**TASK STATEMENT:** Report each line of the entries below that has the word "Shift" in it.

**SUPPLIED RECORDS:**
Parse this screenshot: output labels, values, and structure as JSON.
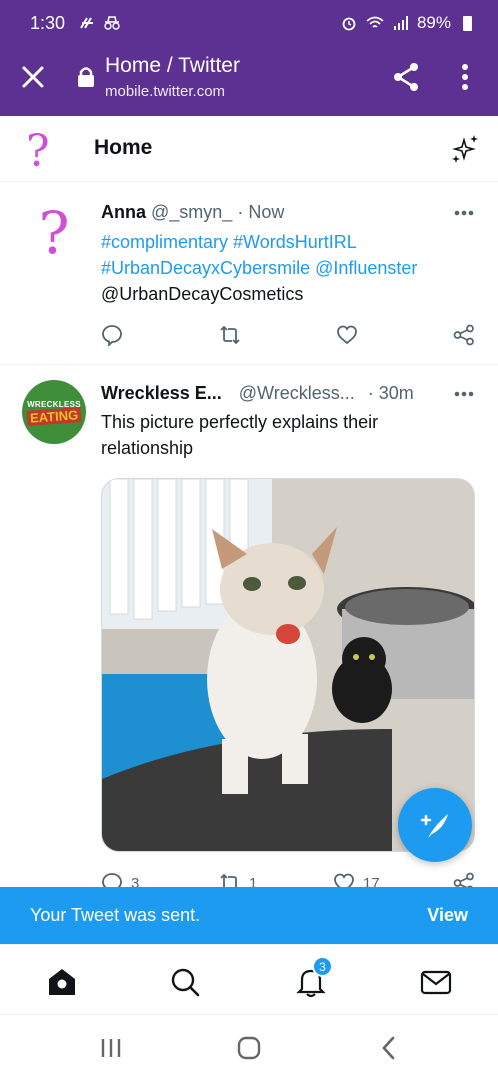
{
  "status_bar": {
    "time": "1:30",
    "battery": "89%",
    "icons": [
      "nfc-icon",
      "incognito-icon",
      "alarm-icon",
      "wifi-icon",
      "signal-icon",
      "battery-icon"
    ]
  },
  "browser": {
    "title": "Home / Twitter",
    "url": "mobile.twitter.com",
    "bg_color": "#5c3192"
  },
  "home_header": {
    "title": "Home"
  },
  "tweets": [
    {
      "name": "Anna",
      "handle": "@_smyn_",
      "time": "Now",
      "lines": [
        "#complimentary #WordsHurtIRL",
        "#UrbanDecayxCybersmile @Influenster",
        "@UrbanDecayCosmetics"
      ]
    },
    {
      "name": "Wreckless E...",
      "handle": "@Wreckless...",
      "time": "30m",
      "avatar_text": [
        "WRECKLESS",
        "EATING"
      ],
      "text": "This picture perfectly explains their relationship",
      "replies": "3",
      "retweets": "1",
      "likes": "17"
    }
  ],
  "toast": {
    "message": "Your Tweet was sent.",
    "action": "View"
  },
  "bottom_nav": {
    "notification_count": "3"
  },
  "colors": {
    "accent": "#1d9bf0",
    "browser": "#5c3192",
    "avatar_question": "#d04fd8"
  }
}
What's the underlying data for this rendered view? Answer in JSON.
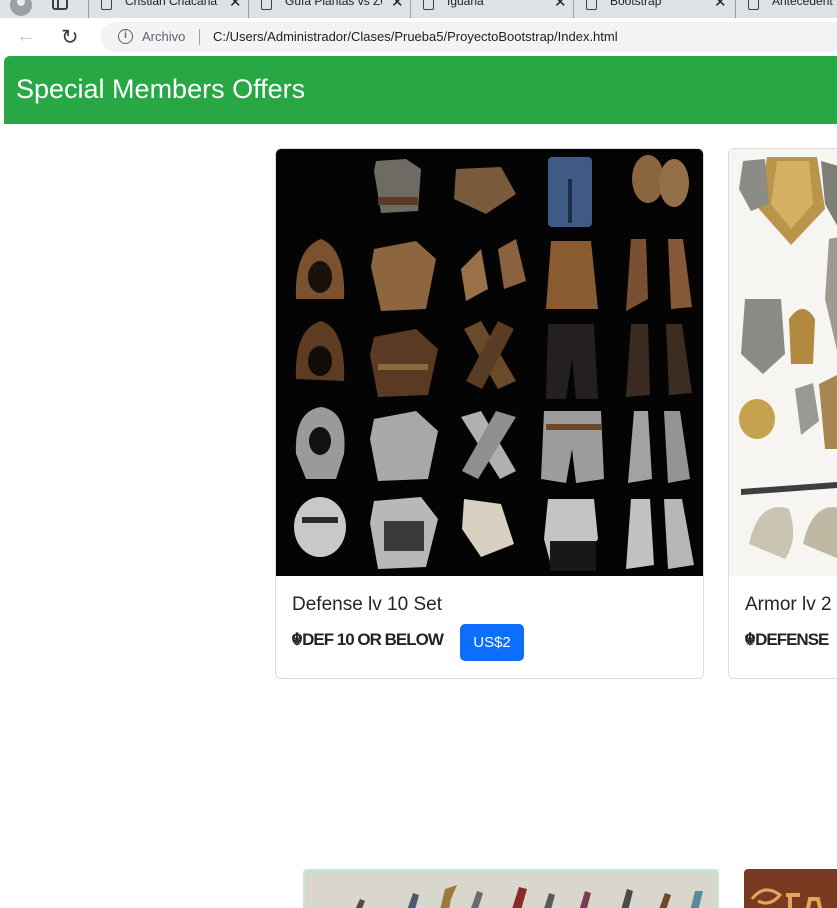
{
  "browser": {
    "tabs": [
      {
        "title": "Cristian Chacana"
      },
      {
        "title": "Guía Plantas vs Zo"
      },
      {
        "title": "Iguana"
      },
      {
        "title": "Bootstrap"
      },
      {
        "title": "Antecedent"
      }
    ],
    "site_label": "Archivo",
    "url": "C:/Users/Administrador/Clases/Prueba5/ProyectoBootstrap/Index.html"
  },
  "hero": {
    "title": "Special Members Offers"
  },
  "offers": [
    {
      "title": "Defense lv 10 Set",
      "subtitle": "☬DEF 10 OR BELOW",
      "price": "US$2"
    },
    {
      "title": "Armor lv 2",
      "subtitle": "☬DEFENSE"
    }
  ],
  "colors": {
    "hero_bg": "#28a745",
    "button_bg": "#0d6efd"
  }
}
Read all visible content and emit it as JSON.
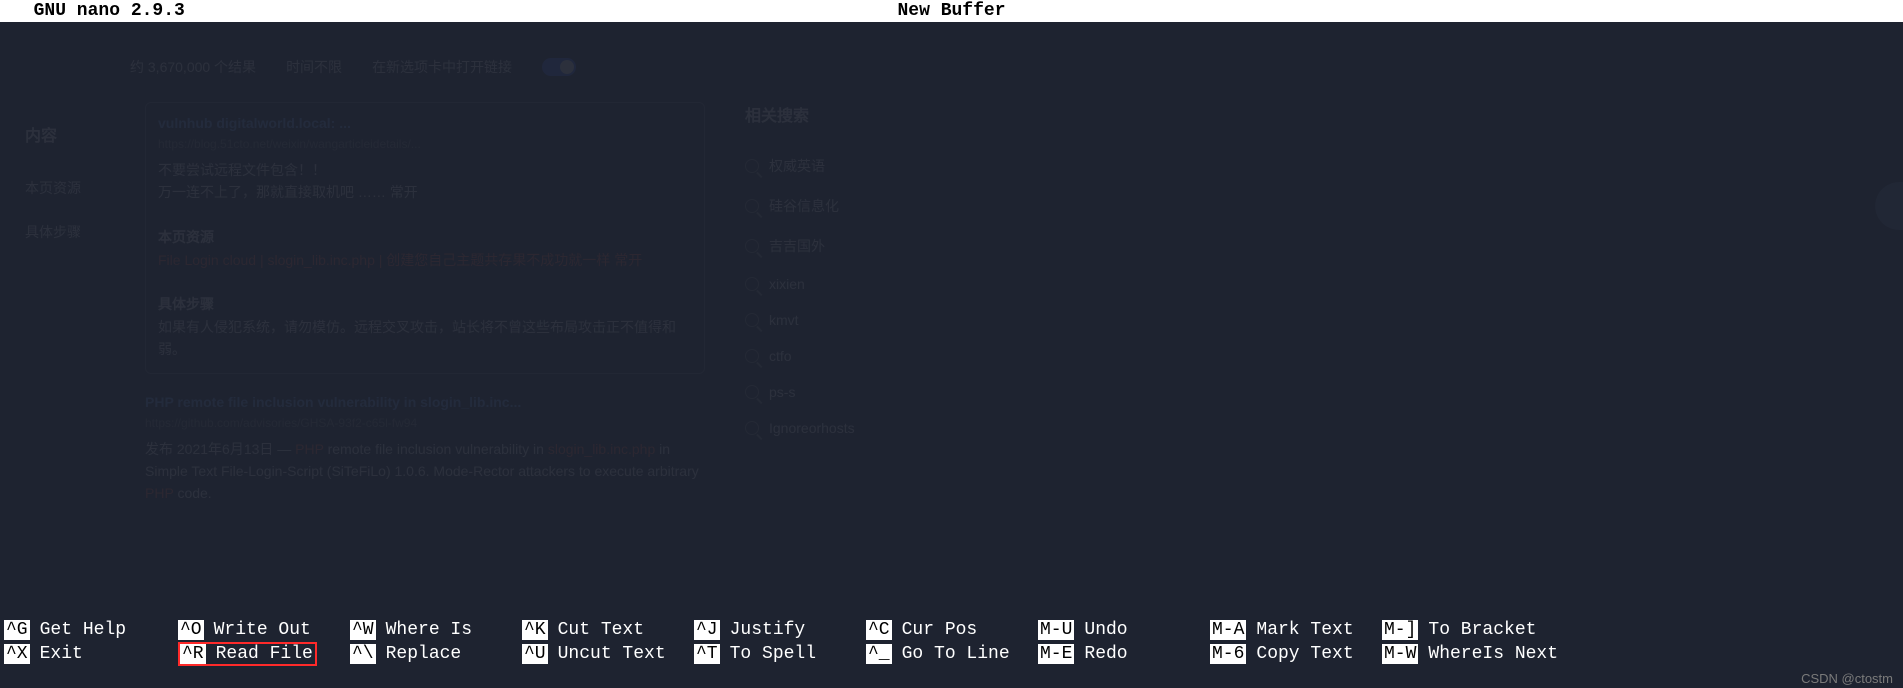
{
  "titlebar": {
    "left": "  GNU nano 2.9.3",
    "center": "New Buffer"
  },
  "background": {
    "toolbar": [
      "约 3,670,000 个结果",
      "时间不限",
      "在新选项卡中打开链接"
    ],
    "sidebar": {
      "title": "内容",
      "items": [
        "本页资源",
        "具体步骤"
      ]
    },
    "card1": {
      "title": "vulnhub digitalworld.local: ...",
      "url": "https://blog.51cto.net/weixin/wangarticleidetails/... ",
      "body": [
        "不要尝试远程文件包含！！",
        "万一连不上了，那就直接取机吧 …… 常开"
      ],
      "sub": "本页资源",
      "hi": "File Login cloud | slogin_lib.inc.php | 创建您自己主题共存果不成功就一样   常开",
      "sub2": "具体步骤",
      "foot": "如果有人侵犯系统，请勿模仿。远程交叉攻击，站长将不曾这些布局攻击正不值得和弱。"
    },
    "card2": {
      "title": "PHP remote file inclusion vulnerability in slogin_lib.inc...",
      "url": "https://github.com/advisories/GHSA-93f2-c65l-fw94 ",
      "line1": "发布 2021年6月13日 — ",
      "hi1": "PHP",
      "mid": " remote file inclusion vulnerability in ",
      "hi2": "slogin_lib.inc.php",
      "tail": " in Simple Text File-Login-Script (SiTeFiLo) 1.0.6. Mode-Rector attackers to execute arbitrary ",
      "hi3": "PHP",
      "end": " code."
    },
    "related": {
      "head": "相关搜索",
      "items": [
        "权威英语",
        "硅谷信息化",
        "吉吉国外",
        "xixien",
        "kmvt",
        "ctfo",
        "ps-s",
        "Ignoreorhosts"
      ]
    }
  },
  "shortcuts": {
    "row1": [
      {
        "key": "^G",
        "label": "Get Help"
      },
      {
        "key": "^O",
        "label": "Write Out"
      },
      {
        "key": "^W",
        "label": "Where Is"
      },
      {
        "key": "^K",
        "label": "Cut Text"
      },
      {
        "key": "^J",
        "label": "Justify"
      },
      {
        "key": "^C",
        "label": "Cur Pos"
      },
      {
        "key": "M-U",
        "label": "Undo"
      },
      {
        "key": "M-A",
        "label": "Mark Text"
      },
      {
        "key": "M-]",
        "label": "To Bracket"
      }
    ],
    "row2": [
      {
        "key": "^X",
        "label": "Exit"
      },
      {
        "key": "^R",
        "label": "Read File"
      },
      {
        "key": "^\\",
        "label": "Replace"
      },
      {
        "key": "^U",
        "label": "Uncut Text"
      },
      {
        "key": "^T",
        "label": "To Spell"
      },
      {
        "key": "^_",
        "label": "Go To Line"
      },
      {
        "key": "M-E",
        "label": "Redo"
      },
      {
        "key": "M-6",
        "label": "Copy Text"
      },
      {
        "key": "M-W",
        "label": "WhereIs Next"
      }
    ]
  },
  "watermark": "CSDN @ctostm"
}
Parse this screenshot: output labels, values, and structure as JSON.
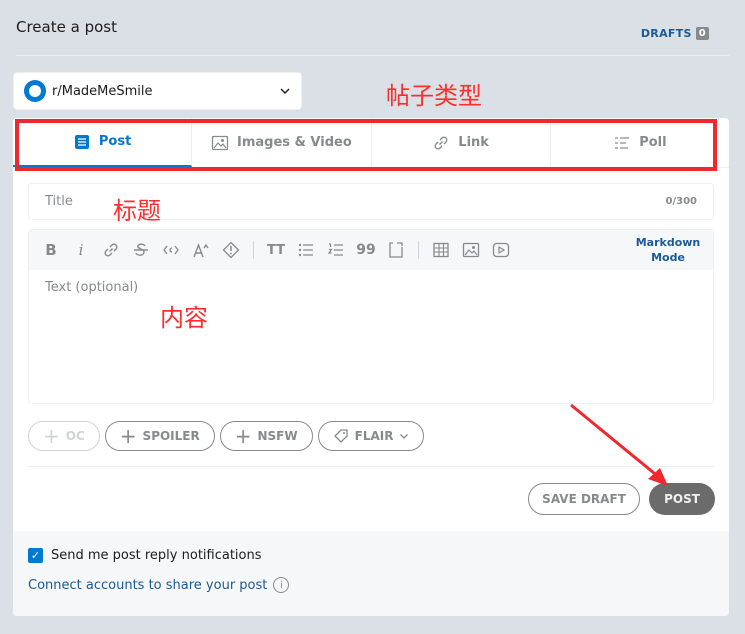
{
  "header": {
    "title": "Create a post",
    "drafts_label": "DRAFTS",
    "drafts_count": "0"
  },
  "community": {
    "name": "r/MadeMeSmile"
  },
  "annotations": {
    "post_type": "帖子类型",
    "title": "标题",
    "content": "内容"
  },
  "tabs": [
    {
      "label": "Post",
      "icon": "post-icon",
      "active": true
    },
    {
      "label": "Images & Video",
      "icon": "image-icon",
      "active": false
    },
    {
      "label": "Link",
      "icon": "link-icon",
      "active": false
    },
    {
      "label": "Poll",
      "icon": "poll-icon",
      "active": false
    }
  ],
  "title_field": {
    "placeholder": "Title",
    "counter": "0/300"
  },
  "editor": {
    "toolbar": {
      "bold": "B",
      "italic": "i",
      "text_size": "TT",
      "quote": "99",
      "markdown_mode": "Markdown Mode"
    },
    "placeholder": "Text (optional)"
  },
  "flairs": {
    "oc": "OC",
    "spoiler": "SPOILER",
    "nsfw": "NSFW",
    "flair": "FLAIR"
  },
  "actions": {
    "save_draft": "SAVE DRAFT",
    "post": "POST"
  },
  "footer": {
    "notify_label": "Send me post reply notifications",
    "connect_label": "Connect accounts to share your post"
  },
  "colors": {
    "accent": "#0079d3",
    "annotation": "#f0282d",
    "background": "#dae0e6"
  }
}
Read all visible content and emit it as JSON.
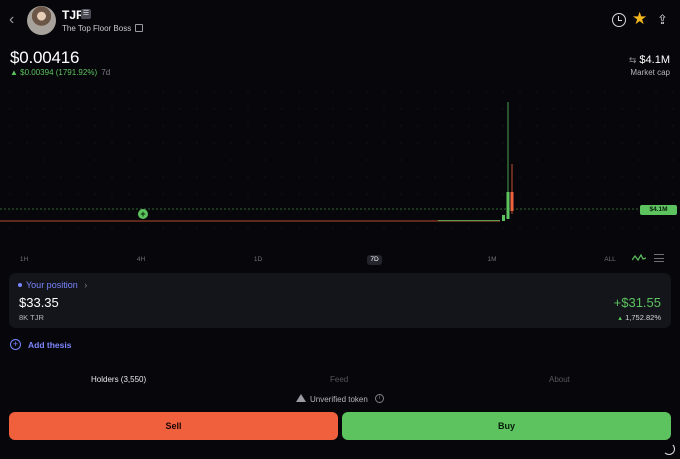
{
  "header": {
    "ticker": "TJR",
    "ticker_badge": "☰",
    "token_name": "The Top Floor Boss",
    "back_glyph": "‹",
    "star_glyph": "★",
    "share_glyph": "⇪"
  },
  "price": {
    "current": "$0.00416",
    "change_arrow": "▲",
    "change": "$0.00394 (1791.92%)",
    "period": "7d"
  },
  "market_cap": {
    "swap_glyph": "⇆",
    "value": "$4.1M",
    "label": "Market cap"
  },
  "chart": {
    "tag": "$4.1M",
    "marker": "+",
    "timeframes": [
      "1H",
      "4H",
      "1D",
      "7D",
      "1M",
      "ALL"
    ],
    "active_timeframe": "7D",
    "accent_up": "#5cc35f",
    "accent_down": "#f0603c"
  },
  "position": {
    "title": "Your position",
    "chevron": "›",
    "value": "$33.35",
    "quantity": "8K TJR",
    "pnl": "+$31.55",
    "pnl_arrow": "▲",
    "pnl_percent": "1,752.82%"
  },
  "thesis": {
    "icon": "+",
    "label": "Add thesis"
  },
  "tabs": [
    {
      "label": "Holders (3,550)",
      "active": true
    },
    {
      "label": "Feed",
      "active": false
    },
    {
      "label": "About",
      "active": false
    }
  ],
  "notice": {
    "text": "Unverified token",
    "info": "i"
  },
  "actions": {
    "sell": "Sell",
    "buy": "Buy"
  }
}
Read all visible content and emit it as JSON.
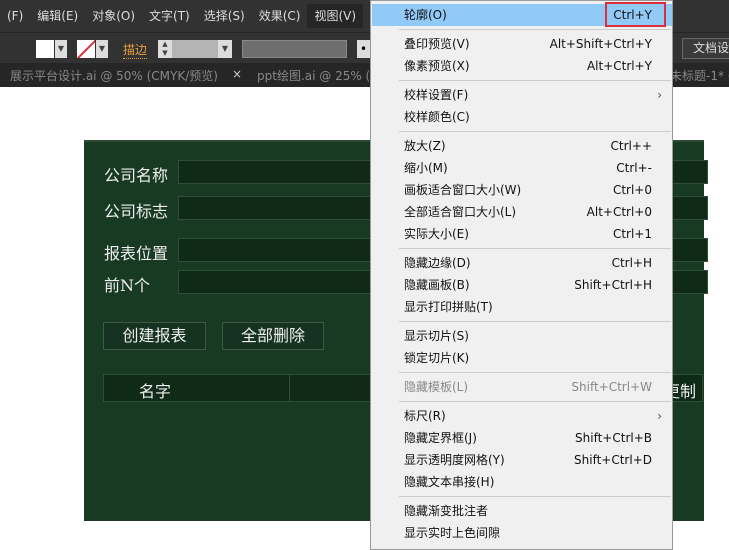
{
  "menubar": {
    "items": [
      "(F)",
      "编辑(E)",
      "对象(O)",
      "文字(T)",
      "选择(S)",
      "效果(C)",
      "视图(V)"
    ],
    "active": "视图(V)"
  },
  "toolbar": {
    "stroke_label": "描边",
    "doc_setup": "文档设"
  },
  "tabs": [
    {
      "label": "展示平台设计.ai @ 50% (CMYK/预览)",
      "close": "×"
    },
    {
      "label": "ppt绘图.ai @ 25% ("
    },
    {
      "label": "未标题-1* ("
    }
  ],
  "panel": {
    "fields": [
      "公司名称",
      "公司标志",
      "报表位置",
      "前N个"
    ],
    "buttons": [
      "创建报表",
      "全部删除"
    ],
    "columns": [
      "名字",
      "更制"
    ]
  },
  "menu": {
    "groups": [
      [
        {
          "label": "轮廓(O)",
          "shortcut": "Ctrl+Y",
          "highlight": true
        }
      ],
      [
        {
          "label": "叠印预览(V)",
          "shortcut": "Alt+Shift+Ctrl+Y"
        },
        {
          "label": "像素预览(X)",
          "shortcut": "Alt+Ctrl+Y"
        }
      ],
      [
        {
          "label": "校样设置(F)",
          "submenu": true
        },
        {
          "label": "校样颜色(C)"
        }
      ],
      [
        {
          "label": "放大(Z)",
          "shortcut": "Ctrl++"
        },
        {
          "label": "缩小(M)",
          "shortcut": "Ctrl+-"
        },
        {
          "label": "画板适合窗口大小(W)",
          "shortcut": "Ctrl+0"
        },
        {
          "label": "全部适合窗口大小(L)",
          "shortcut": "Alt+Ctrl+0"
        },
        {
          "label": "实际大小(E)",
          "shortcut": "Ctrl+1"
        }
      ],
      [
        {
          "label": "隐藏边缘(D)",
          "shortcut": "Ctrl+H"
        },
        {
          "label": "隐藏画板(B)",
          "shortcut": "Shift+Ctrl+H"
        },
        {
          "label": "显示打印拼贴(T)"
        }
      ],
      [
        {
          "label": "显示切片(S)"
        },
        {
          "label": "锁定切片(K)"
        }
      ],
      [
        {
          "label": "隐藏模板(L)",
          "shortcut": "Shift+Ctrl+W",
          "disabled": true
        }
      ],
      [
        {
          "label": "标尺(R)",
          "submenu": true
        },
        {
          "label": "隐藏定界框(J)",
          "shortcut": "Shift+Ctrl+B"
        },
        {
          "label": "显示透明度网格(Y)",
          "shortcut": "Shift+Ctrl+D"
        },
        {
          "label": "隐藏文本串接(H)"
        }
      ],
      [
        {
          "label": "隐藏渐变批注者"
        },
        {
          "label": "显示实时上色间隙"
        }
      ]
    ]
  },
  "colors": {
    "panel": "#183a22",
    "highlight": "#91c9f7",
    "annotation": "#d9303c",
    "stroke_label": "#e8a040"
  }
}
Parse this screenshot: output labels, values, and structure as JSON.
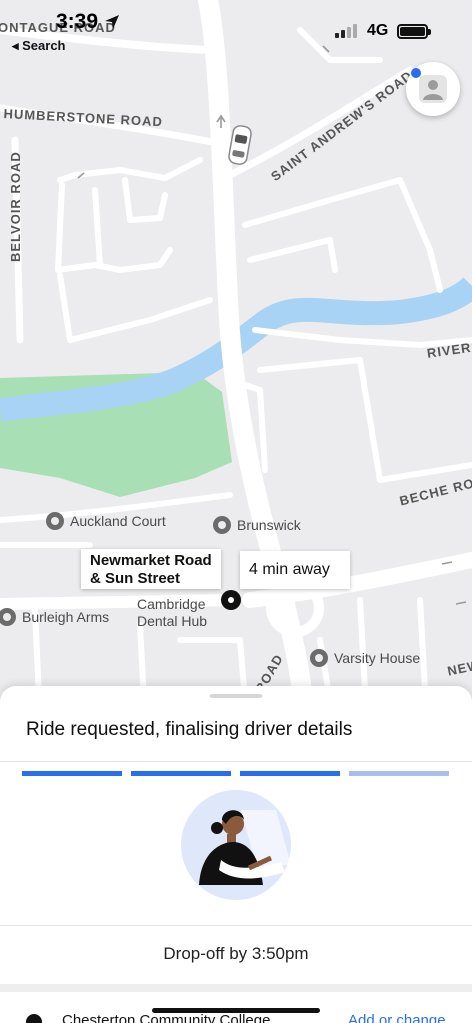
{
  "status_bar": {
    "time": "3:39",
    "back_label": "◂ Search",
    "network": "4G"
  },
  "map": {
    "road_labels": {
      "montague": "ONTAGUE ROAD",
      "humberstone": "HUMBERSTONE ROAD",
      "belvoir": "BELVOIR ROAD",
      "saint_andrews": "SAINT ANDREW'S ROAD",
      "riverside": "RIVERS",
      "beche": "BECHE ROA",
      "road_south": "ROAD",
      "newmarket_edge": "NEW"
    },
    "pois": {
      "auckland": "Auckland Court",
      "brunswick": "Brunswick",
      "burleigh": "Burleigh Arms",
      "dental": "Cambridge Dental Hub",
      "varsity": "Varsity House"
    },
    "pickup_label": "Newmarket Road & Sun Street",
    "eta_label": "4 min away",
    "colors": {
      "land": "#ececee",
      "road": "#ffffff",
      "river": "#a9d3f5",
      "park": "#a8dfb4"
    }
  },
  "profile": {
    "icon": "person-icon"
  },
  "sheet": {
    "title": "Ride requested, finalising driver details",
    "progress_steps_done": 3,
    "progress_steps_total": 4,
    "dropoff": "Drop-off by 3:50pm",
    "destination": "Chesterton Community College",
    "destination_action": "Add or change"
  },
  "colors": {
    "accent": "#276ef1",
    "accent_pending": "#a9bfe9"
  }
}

**REPLY TO THE TASK:**
          "shortcut": "Alt+Shift+Ctrl+Y"
          "shortcut": "Shift+Ctrl+H"
          "shortcut": "Shift+Ctrl+W",
          "shortcut": "Shift+Ctrl+B"
          "shortcut": "Shift+Ctrl+D"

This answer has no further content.